Task input:

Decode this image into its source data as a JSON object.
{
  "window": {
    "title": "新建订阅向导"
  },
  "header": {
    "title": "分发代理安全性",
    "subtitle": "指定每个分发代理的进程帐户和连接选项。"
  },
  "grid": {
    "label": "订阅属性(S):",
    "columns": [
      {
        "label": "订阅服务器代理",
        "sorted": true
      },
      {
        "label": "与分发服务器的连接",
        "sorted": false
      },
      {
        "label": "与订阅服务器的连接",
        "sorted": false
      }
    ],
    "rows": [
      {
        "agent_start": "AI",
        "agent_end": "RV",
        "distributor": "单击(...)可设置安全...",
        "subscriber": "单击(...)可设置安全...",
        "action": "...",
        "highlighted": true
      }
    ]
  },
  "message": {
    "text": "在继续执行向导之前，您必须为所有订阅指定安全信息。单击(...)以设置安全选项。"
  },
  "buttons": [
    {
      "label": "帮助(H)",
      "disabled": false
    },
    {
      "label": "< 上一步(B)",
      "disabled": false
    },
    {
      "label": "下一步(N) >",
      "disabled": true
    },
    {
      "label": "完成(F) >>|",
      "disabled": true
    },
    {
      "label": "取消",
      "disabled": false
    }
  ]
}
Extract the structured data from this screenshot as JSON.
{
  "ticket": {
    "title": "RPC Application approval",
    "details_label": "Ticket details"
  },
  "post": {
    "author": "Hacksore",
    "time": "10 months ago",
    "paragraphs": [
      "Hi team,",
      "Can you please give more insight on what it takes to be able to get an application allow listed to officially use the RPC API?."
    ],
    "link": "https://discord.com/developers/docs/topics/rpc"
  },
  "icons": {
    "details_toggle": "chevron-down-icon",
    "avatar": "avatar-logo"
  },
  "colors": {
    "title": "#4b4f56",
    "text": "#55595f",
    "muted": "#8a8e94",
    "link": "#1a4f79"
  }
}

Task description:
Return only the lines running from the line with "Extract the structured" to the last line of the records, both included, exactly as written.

Exercise result:
Extract the structured data from this screenshot as JSON.
{
  "ticket": {
    "title": "RPC Application approval",
    "details_label": "Ticket details"
  },
  "post": {
    "author": "Hacksore",
    "time": "10 months ago",
    "paragraphs": [
      "Hi team,",
      "Can you please give more insight on what it takes to be able to get an application allow listed to officially use the RPC API?."
    ],
    "link": "https://discord.com/developers/docs/topics/rpc"
  },
  "icons": {
    "details_toggle": "chevron-down-icon",
    "avatar": "avatar-logo"
  },
  "colors": {
    "title": "#4b4f56",
    "text": "#55595f",
    "muted": "#8a8e94",
    "link": "#1a4f79"
  }
}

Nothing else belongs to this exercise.